I was wondering if anyone could give me some guidance as far changing my air filter. I have had a new air filter still sitting in its box bumping around the trunk for sometime now. I should be ashamed, I know. But any help would be greatly appreciated. Au
Amanda H. 1995 Aurora White on Black (sold) 2001 Lincoln Conti Special Edition Black on 2tone Charcoal (traded - I'll miss that car) 2001 Aurora Burgandy over Tan 4.0 (Devil Car)
Air intake filter or cabin air filter (dunno if we even have one but thats besides the point )
If you are talking air intake filter...
1. Remove the butterfly clip from the airbox resonator, remove the resonator.
2. Remove butterfly screw and ring from intake tube from the airbox lid.
3. Remove the IAT sensor plug
4. You will see 2 clips on the left side of the airbox, push em towards the box lid and lift up. On the right side you will notice 3 slots with 3 corresponding tabs.
5. If you have to, disconnect the intake tube from the throttle body (dont worry its easy). Notice your MAF screen, see if its laced with carbon deposits. May need a cleaning.
6. Remove paper filter. Clean the botton of your airbox out of sand, leaves and debris.
7. If your daring, gut the airbox lid, you will notice a yellow plastic form inside the lid, call your roomate down to help you pry the circular black tabs off the yellow innards and pull like heck. LOL, you have now gutted your airbox lid...well done!
8. Place filter back in (in your new car get a K&N replacement!) Reattaced the airbox lid. Connect the intake tube to the TB and airbox lid.

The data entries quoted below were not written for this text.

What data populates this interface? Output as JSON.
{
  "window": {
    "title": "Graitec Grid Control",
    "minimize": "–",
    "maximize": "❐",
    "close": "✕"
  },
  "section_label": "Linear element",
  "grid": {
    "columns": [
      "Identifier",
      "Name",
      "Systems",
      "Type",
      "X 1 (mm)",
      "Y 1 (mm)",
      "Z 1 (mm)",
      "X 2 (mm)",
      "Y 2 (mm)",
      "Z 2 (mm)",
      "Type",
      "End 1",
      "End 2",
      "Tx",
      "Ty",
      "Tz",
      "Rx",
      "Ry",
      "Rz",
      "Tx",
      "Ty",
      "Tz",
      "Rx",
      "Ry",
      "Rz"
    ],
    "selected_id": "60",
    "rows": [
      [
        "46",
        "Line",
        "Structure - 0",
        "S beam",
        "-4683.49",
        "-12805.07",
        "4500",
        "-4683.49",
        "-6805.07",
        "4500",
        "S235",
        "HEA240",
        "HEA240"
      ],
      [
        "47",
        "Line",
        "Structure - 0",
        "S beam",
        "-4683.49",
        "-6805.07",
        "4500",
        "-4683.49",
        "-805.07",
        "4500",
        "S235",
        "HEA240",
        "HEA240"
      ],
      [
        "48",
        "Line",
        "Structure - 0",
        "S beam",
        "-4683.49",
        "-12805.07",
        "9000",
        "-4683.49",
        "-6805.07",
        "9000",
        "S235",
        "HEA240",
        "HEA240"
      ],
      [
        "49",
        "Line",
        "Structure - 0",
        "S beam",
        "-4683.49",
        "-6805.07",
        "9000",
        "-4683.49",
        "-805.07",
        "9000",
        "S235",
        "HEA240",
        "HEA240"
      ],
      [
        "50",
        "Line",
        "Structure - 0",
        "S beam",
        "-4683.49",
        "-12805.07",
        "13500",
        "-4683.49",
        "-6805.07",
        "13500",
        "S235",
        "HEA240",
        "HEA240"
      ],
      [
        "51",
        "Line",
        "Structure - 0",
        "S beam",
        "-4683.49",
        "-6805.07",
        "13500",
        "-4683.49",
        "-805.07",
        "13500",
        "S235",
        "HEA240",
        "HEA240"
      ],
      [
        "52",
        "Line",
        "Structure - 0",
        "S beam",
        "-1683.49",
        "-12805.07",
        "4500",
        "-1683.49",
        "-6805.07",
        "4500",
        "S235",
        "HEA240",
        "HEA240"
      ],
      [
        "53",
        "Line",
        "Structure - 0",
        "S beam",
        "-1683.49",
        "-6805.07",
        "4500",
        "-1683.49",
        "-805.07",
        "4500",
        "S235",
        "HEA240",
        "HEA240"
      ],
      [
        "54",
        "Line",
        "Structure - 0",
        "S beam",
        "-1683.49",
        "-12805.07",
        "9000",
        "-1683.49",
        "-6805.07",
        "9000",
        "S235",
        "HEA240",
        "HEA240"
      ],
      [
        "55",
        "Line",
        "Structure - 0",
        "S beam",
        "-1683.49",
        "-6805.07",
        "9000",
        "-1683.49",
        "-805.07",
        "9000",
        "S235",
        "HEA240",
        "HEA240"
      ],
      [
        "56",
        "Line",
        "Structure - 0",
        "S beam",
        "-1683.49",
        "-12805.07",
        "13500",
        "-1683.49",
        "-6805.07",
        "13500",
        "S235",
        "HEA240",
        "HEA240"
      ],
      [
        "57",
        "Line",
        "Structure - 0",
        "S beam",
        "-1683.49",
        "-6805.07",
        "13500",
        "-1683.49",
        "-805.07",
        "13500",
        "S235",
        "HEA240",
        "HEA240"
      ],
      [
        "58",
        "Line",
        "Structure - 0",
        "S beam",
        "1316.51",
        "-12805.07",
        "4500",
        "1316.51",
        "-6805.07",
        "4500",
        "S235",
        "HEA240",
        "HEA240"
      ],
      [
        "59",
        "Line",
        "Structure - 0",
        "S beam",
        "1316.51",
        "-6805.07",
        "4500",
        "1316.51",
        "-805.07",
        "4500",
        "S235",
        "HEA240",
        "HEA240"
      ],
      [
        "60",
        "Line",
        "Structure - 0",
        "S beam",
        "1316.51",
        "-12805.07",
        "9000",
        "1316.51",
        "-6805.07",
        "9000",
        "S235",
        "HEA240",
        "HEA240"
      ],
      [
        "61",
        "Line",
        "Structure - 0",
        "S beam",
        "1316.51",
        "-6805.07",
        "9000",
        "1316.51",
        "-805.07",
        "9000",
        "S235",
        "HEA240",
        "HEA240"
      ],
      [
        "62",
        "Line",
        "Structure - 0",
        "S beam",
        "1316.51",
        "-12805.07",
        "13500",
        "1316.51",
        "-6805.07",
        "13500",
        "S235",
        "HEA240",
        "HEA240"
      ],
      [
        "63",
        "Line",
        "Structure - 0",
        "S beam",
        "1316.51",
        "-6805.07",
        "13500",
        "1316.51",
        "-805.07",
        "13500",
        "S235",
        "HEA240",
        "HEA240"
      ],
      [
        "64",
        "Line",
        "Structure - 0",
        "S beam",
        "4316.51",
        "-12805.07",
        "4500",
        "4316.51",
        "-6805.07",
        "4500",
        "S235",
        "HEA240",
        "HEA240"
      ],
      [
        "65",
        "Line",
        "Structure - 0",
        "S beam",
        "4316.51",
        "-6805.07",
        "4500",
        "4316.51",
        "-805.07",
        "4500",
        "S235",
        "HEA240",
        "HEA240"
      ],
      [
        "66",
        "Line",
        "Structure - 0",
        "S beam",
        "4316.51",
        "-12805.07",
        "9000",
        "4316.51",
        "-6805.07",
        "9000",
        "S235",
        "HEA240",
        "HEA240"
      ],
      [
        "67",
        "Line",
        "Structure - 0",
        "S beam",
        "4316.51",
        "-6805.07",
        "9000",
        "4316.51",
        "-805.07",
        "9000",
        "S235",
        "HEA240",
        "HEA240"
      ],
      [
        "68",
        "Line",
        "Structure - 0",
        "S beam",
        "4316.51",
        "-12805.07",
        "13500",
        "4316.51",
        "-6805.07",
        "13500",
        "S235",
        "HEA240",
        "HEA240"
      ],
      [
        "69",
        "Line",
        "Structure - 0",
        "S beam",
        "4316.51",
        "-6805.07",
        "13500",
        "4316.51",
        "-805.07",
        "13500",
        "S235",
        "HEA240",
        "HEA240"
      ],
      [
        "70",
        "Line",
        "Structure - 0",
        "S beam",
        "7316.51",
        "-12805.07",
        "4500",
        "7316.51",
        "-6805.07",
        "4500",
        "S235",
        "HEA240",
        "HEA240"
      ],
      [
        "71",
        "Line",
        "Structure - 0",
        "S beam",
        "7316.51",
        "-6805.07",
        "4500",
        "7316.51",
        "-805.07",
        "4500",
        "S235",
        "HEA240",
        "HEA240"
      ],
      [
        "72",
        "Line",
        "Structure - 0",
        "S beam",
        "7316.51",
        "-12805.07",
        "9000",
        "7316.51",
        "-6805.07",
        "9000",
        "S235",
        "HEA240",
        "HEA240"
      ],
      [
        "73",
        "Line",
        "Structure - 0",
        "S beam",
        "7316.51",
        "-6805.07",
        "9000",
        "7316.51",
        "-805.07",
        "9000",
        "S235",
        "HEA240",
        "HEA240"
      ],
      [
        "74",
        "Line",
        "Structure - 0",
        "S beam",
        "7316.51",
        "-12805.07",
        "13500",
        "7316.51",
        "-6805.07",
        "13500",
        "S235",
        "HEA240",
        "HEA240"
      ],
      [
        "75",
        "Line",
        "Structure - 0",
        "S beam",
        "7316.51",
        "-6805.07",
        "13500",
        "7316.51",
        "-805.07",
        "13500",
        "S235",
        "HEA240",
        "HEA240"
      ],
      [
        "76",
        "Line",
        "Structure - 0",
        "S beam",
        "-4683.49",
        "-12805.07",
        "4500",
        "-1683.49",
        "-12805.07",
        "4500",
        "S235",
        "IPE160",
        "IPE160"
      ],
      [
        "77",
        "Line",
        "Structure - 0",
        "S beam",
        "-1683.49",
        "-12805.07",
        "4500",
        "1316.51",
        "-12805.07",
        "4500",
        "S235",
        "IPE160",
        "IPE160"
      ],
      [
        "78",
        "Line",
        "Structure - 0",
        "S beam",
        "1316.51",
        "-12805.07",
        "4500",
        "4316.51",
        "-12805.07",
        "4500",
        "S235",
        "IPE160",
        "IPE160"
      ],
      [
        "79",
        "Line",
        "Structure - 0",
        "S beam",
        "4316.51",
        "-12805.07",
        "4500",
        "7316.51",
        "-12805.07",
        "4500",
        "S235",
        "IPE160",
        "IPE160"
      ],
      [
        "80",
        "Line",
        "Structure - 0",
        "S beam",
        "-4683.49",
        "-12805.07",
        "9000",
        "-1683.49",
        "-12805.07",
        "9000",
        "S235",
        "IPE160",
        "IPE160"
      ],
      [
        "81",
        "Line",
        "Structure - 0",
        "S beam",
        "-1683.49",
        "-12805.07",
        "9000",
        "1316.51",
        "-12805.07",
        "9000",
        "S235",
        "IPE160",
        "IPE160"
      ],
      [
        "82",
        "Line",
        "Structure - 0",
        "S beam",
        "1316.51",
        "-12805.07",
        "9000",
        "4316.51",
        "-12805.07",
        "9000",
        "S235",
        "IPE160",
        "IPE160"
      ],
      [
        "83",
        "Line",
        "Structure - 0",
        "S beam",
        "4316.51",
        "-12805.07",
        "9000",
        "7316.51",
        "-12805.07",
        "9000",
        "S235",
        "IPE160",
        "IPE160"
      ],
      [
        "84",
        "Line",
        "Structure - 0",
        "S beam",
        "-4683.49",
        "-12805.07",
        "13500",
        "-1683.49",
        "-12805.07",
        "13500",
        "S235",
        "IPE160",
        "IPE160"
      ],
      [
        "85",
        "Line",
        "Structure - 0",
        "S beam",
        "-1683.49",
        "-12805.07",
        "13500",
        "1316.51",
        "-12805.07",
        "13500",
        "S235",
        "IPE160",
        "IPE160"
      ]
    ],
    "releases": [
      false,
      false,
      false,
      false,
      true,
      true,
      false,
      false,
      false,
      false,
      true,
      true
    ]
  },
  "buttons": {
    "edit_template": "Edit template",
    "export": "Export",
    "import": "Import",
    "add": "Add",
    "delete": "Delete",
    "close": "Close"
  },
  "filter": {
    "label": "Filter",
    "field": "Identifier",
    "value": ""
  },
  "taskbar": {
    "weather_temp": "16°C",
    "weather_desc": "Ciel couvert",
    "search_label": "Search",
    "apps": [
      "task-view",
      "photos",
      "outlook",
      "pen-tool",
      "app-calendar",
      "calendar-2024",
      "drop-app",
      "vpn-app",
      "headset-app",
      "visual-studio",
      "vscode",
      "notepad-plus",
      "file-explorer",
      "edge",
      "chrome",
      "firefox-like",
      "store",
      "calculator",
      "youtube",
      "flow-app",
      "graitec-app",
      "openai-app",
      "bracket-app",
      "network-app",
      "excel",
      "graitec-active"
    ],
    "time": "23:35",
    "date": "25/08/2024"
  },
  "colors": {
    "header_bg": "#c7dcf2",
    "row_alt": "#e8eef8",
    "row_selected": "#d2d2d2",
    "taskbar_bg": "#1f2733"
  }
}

9. Reconnect the IAT sensor, reattach the airbox resonator
Yes. Especially since I gutted the airbox. Apparently its a 2 or 3 HP improvement and its supposed to improve mileage.
Anyhow, with the airbox gut + K&N you get the best option for intake mods. Now I just want to cap the resonator, and wrap it in insulation as Aurora40 has in his 2002, once the 80mm TB goes on, but I'm off topic
If you stick with a stock filter, its worth it to remove the innards from the top of the airbox.
I couldn't feel a difference with a K&N vs paper. On some cars, you can hear a bit more intake noise, though. I do believe the K&N flows more, and they have independent studies that show it filters more. I tend to believe that too. It seems like a more quality filter than paper, and ultimately lasts longer with cleanings.
I think the main advantage is that it doesn't drop off in flow as it gets dirty. Paper filters definitely do. So, even if the extra flow at first isn't needed, the fact that it doesn't drop off will be useful.